THE PROBLEM: Which lines below hold the word "icon"? Report each one.
RECORDS SUPPLIED section start
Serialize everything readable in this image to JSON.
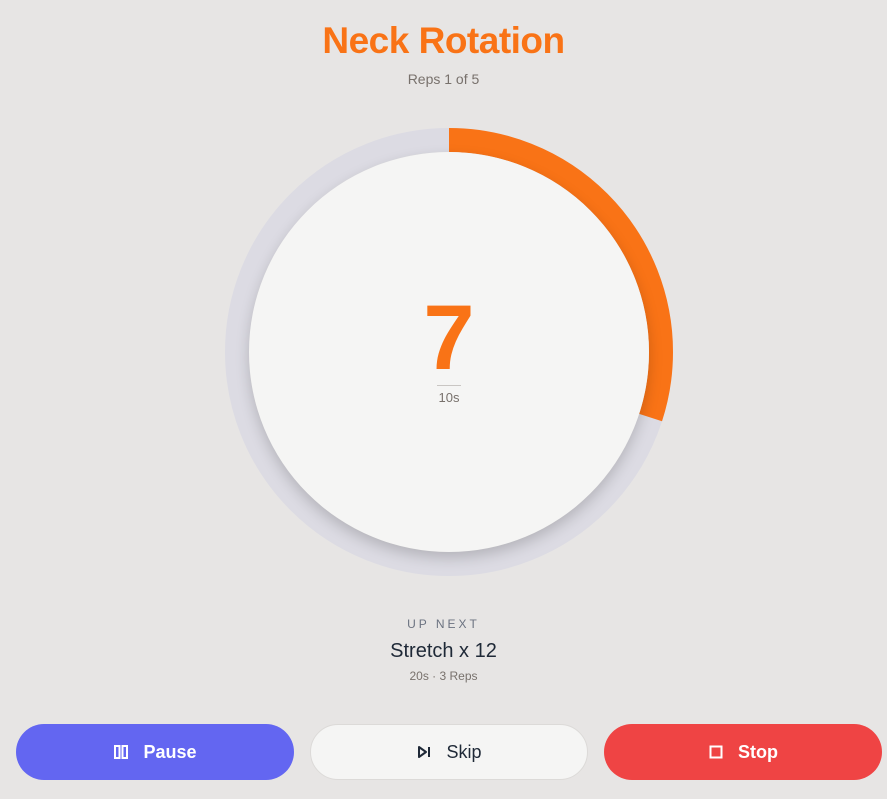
{
  "exercise": {
    "title": "Neck Rotation",
    "reps_status": "Reps 1 of 5"
  },
  "timer": {
    "remaining": "7",
    "total": "10s",
    "progress_fraction": 0.3,
    "track_color": "#dcdbe3",
    "progress_color": "#f97316"
  },
  "up_next": {
    "label": "UP NEXT",
    "name": "Stretch x 12",
    "meta": "20s · 3 Reps"
  },
  "controls": {
    "pause_label": "Pause",
    "pause_icon": "pause-icon",
    "skip_label": "Skip",
    "skip_icon": "skip-next-icon",
    "stop_label": "Stop",
    "stop_icon": "stop-icon"
  },
  "colors": {
    "accent": "#f97316",
    "pause": "#6366f1",
    "stop": "#ef4444"
  }
}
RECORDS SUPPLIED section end
RESPONSE TO THE EXERCISE:
    "pause_icon": "pause-icon",
    "skip_icon": "skip-next-icon",
    "stop_icon": "stop-icon"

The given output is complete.